What is Bias?
Bias refers to interference in a research study which can lead to misleading results.
One kind of bias is response bias: for example, patients who know they are being given a drug may often show improvement -- whether the drug itself is effective or not.
Another kind of bias is observer bias, an unconscious tendency for experimenters to find the results they expect. For example, suppose an experiment is conducted in which a number of patients are divided into two groups and given either a promising new drug or an inactive placebo (e.g. a sugar pill). If the experimenter knows which patients are in each group, he may quite unconsciously notice more signs of improvement in the drug group than in the placebo group.
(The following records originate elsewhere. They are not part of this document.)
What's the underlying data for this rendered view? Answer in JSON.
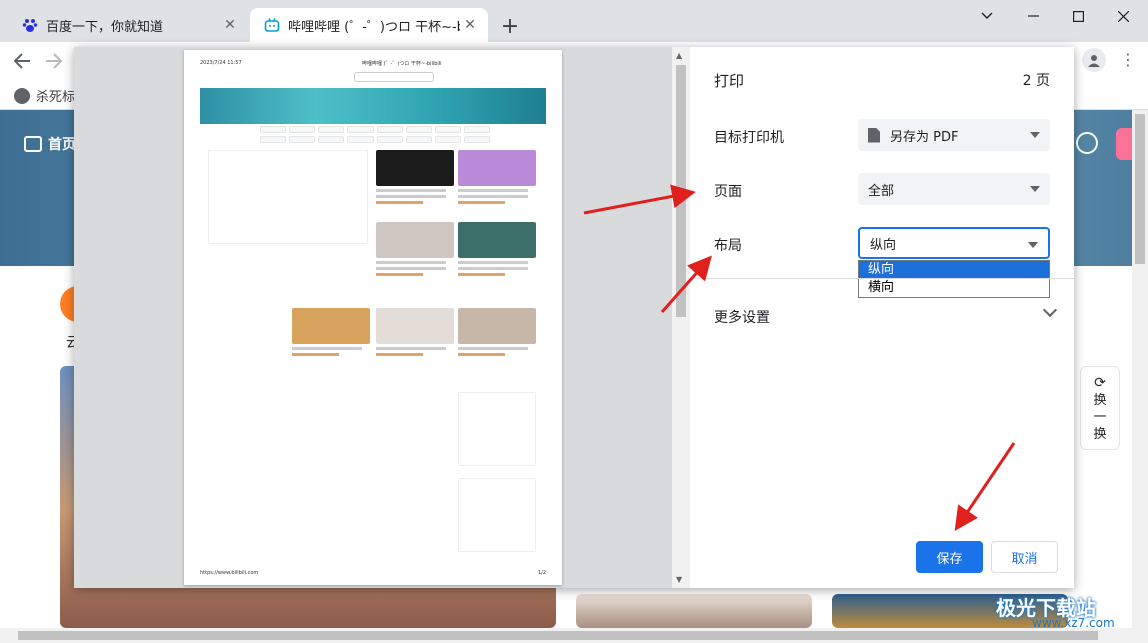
{
  "browser": {
    "tabs": [
      {
        "title": "百度一下，你就知道",
        "active": false
      },
      {
        "title": "哔哩哔哩 (゜-゜)つロ 干杯~-bilibili",
        "active": true
      }
    ],
    "bookmark_label": "杀死标签",
    "new_tab_symbol": "+"
  },
  "background_page": {
    "home_label": "首页",
    "yun_label": "云",
    "swap_label": [
      "换",
      "一",
      "换"
    ],
    "watermark": "极光下载站",
    "watermark_url": "www.xz7.com"
  },
  "print_preview": {
    "header_date": "2023/7/24 11:57",
    "header_title": "哔哩哔哩 (゜-゜)つロ 干杯~-bilibili",
    "footer_url": "https://www.bilibili.com",
    "footer_page": "1/2"
  },
  "print_settings": {
    "title": "打印",
    "page_count": "2 页",
    "destination_label": "目标打印机",
    "destination_value": "另存为 PDF",
    "pages_label": "页面",
    "pages_value": "全部",
    "layout_label": "布局",
    "layout_value": "纵向",
    "layout_options": [
      "纵向",
      "横向"
    ],
    "more_settings_label": "更多设置",
    "save_label": "保存",
    "cancel_label": "取消"
  },
  "colors": {
    "accent": "#1a73e8",
    "annotation_arrow": "#e0201c"
  }
}
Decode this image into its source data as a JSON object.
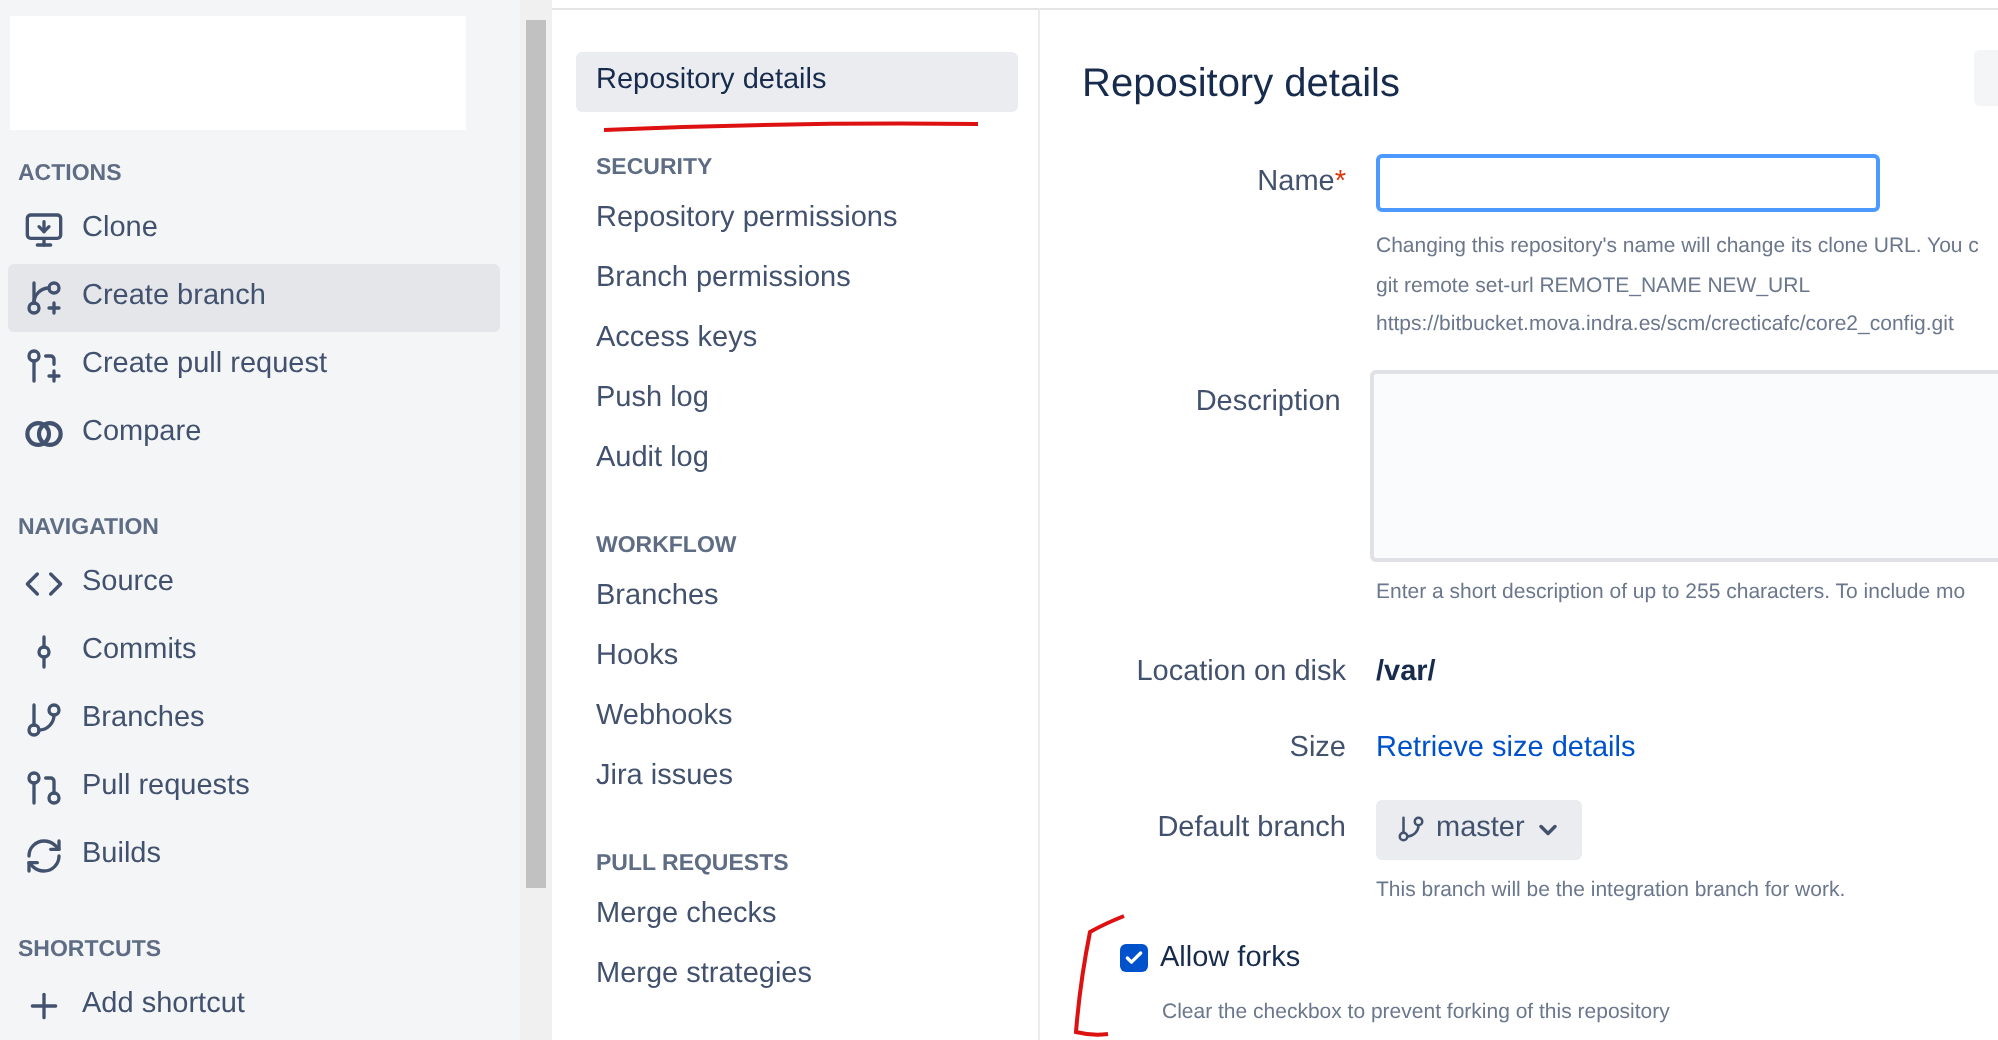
{
  "sidebar": {
    "sections": [
      {
        "title": "ACTIONS",
        "items": [
          {
            "label": "Clone",
            "kind": "clone",
            "selected": false
          },
          {
            "label": "Create branch",
            "kind": "branch-plus",
            "selected": true
          },
          {
            "label": "Create pull request",
            "kind": "pr-create",
            "selected": false
          },
          {
            "label": "Compare",
            "kind": "compare",
            "selected": false
          }
        ]
      },
      {
        "title": "NAVIGATION",
        "items": [
          {
            "label": "Source",
            "kind": "code",
            "selected": false
          },
          {
            "label": "Commits",
            "kind": "commit",
            "selected": false
          },
          {
            "label": "Branches",
            "kind": "branch",
            "selected": false
          },
          {
            "label": "Pull requests",
            "kind": "pr",
            "selected": false
          },
          {
            "label": "Builds",
            "kind": "builds",
            "selected": false
          }
        ]
      },
      {
        "title": "SHORTCUTS",
        "items": [
          {
            "label": "Add shortcut",
            "kind": "plus",
            "selected": false
          }
        ]
      }
    ]
  },
  "settings_nav": {
    "top": {
      "label": "Repository details",
      "selected": true
    },
    "sections": [
      {
        "title": "SECURITY",
        "items": [
          {
            "label": "Repository permissions",
            "selected": false
          },
          {
            "label": "Branch permissions",
            "selected": false
          },
          {
            "label": "Access keys",
            "selected": false
          },
          {
            "label": "Push log",
            "selected": false
          },
          {
            "label": "Audit log",
            "selected": false
          }
        ]
      },
      {
        "title": "WORKFLOW",
        "items": [
          {
            "label": "Branches",
            "selected": false
          },
          {
            "label": "Hooks",
            "selected": false
          },
          {
            "label": "Webhooks",
            "selected": false
          },
          {
            "label": "Jira issues",
            "selected": false
          }
        ]
      },
      {
        "title": "PULL REQUESTS",
        "items": [
          {
            "label": "Merge checks",
            "selected": false
          },
          {
            "label": "Merge strategies",
            "selected": false
          }
        ]
      }
    ]
  },
  "main": {
    "title": "Repository details",
    "name_field": {
      "label": "Name",
      "required_mark": "*",
      "help": [
        "Changing this repository's name will change its clone URL. You c",
        "git remote set-url REMOTE_NAME NEW_URL",
        "https://bitbucket.mova.indra.es/scm/crecticafc/core2_config.git"
      ]
    },
    "description_field": {
      "label": "Description",
      "help": "Enter a short description of up to 255 characters. To include mo"
    },
    "location": {
      "label": "Location on disk",
      "value": "/var/"
    },
    "size": {
      "label": "Size",
      "link": "Retrieve size details"
    },
    "default_branch": {
      "label": "Default branch",
      "value": "master",
      "help": "This branch will be the integration branch for work."
    },
    "allow_forks": {
      "label": "Allow forks",
      "checked": true,
      "help": "Clear the checkbox to prevent forking of this repository"
    }
  }
}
This will have the result of making the drug seem more effective than it really is.
A third kind of bias is selection bias: if the patients who are assigned to the drug group are less ill than the patients assigned to the placebo group, then the drug group will appear to reduce symptoms -- simply because those patients were less ill to begin with.
Further Reading : "Putting Ginkgo to the Test"
by Catherine E. Myers. Copyright © 2006 Memory Loss and the Brain